Saturday, April 14, 2018


In this day and age a title like THE GAY BRIDE brings up all sorts of ideas on what the movie might be about. For audiences back in 1934, when the film was originally released, the title probably made them assume that they would be seeing a typical "woman's picture". In reality the movie is a strange mixture of gangster antics and light comedy--by far the best reason for seeing it is the presence of its leading lady, Carole Lombard. THE GAY BRIDE makes its home video debut on a made-on-demand DVD courtesy of the Warner Archive Collection.

Carole Lombard plays ambitious Mary, a showgirl (by far the most common professional occupation for 1930s American female movie characters). The gorgeous Mary attracts the eye of none-too-bright gangster "Shoots" Magiz (Nat Pendleton). Despite protestations from her best friend (Zasu Pitts), Mary encourages Shoots--she's not all that attracted to him, but she figures if she marries him, the poor sap won't last too long due to the nature of his business, and she'll get all his money. Mary does become Shoots' bride, and he does get bumped off--but due to the repeal of Prohibition, the widow finds out to her dismay that her husband had no money left. Mary gets involved with Shoots' devious associates (Sam Hardy, Leo Carillo), but it's Shoots' bodyguard (Chester Morris) who winds up getting the girl out of the rackets.
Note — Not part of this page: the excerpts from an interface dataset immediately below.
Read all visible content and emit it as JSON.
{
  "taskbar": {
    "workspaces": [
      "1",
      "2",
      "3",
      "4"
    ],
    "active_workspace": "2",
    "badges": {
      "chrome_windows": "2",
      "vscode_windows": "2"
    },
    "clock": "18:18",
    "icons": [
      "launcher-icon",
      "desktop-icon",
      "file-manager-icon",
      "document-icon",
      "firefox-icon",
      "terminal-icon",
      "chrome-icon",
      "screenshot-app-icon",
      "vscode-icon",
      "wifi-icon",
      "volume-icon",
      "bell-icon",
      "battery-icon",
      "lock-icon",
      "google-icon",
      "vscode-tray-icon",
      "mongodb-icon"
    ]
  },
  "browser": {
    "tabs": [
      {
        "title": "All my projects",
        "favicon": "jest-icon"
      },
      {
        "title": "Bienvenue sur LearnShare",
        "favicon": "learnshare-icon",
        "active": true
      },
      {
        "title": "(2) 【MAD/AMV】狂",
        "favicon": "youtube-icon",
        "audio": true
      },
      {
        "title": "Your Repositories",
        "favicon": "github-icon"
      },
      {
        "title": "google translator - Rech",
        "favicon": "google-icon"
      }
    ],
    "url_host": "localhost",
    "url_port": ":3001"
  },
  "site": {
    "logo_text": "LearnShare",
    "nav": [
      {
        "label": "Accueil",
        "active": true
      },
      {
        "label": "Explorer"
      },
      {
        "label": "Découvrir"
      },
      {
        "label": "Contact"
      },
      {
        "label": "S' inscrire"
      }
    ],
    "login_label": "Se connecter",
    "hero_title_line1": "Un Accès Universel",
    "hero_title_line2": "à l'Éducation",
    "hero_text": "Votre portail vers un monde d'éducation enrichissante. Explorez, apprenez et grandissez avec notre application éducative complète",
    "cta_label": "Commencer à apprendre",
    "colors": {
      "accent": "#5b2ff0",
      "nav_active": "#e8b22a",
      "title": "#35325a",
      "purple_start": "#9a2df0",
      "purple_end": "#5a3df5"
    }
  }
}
THE GAY BRIDE was the only film Carole Lombard made for MGM. Considering the reputation of the studio, Lombard had high hopes for it, but the results left her disappointed. Most of the books written about the actress look upon it as one of her most mediocre films. It certainly isn't terrible--but it doesn't do much to highlight Lombard's talents, other than make her look as ravishing as possible by providing her with a number of fashionable costumes. The movie has a in-between quality to it--it's not funny enough to be an out-and-out farce, and it's not dramatic enough to be a gangster melodrama.

MGM may have been the wrong studio for this type of material. A company like Warner Bros. would have taken the script and made it as wild and wacky as possible. Lombard seems a bit too refined to be a hard-edged golddigger--it's the type of part that would have been perfect for, say, Joan Blondell or Ann Southern. In the first part of the film the gangsters are portrayed as basically dopes--so when later on they are supposed to be a viable threat to Mary, the tension just isn't there. Chester Morris (his character is referred to in the film as "Office Boy") and Lombard spend most of the movie sniping at one another--which, by the "old movie rules" means that they are really in love. Every time I have seen Chester Morris in a film, he comes off to me as sulky and unlikable, and he did nothing to change my mind here. Morris seems far more comfortable insulting Carole than he does when he has to woo her. (The script goes out of its way to tell the audience that Office Boy is just a bodyguard, and does not take part in any illegal activities, in order to make the character seem a "proper" match for Mary.)

Zasu Pitts doesn't get much to do here as the obligatory best friend (she does get to recite a few "Oh Dears"). In the last part of the film, her character disappears, which makes me wonder if there was some editing done to the story. Another reason I think there was some studio tinkering is that all of Mary's financial and legal problems--which are considerable--are explained away with dialogue literally at the very end of the picture. MGM veteran Jack Conway directs the film in a low-key, practical manner.

The print used for this DVD of THE GAY BRIDE has a lot of scratches on it, and the image quality is not very sharp. There are no extras.

Carole Lombard is my favorite movie actress of all time, so of course I'm going to take advantage of the opportunity to buy a film of hers that I had never seen. But in all honesty she's the only reason to watch THE GAY BRIDE.

1 comment:

  1. It's at best a programmer, in a tough comedy genre that really isn't MGM's terrain. Jack Conway could be a terrific comedic director -- watch the brilliant "Libeled Lady" for proof -- but he wasn't given much to work with here.

    Lombard often is quoted as calling this her worst movie; it's certainly far from her best. But as long as a print of "Fools For Scandal" exists, this isn't Carole's worst starring vehicle.